Tere, Flickr!

Tere, flickr!
Messing around with travel pictures today on Flickr I suddenly noticed that their front page greets me in Estonian. No, this is not localization (they still only support 6 languages), just one of the randomized foreign language tutorial/greetings. Cute, nevertheless.
Weird how after that I have started noticing other interesting versions such as Lingala, Maöri and Tshiluba rotating in the same real estate. This happened only now after seeing a familiar, but surprising phrase there once. The same level of attention was never “bought” with the usual Hindi, Portugese and German greetings I’ve known they use there.
So… what? Flickr has conceptually changed the way people organize and share their photos online. That sort of fundamental interface approach change is virtually impossible without grabbing users’ full attention first.
Maybe there are more cognitive (not just functional) tricks around the successful web2.0 sites like Flickr that users even don’t realize exist, but what keep them attached?


  • Are there any specific reasons why you prefer Flickr over Picasa web?

  • Flickr very specifically solved my mobile photo upload problem at the time with their email gateway. I’ve moved only more recently to add “regular” (non-mobile) photos there as well.
    Over time I’ve grown to love the web2.0ish mindset they have, like:
    * tagging-centricity
    * loose sets (as opposed to picasaweb’s hierarchical folders)
    * adding visual notes on photos
    * mashup ecosystem around them (like a blip.tv video upload adding a crosslinked screenshot to my flickr account)
    * per photo privacy/licence options
    * AJAX-based organizer
    * …
    The photos that make my laptop (mobile ones don’t) still reside in Picasa.
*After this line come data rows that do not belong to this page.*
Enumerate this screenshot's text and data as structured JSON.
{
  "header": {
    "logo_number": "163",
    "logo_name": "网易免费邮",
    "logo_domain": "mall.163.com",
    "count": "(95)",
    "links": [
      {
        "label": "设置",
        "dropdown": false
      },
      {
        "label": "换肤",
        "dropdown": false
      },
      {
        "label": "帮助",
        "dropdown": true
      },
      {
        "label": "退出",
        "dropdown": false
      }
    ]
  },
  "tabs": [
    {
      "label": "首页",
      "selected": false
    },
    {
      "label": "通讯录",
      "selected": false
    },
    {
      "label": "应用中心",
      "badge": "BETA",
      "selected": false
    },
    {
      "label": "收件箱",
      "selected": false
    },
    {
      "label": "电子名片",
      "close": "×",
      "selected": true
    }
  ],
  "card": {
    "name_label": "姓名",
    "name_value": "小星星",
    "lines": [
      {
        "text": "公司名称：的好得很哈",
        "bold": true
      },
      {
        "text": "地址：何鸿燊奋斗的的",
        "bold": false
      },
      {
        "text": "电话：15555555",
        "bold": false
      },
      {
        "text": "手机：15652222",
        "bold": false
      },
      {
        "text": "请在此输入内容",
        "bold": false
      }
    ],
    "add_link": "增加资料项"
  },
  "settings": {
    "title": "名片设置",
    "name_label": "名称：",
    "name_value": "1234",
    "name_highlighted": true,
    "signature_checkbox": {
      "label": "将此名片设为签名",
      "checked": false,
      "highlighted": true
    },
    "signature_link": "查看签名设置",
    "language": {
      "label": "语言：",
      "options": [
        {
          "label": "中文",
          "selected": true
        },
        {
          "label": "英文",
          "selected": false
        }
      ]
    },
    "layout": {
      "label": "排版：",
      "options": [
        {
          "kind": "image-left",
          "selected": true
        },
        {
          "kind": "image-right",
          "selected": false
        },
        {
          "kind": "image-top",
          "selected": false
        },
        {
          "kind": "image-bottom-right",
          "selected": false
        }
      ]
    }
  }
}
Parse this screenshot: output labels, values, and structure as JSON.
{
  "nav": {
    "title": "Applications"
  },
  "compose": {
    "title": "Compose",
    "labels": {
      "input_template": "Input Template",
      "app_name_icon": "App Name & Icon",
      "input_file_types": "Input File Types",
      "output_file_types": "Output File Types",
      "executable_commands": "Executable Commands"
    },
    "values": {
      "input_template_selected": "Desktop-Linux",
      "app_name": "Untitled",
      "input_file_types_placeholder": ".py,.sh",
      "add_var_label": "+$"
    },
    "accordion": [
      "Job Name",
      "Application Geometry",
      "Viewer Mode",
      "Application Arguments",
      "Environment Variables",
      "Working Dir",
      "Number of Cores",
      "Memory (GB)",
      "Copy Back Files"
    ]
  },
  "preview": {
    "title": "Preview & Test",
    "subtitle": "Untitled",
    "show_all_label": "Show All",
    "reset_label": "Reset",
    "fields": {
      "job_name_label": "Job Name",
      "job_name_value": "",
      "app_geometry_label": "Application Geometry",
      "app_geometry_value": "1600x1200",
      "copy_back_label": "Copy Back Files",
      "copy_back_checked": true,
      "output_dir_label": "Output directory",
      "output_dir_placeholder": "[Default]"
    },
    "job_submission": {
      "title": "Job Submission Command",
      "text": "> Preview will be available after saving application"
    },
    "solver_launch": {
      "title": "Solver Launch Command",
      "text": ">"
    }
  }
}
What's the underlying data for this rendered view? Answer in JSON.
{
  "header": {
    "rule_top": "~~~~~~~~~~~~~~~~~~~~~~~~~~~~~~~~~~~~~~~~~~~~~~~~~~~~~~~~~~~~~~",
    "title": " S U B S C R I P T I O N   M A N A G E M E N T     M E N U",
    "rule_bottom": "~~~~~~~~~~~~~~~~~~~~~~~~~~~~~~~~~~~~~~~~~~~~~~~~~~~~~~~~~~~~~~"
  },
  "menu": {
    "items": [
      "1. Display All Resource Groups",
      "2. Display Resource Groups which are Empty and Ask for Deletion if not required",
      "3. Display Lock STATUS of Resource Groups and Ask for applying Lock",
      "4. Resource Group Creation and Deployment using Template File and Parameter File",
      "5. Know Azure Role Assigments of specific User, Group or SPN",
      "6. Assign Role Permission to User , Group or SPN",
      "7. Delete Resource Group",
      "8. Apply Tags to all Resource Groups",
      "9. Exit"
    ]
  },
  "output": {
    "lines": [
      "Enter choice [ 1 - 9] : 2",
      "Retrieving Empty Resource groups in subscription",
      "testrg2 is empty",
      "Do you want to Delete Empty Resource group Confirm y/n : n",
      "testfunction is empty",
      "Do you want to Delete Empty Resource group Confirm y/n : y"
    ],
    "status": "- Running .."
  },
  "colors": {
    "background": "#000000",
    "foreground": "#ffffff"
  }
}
So I naturally have missed the one click upload to Flickr. However, with the new Uplodr, Flickr has improved their desktop presence a lot.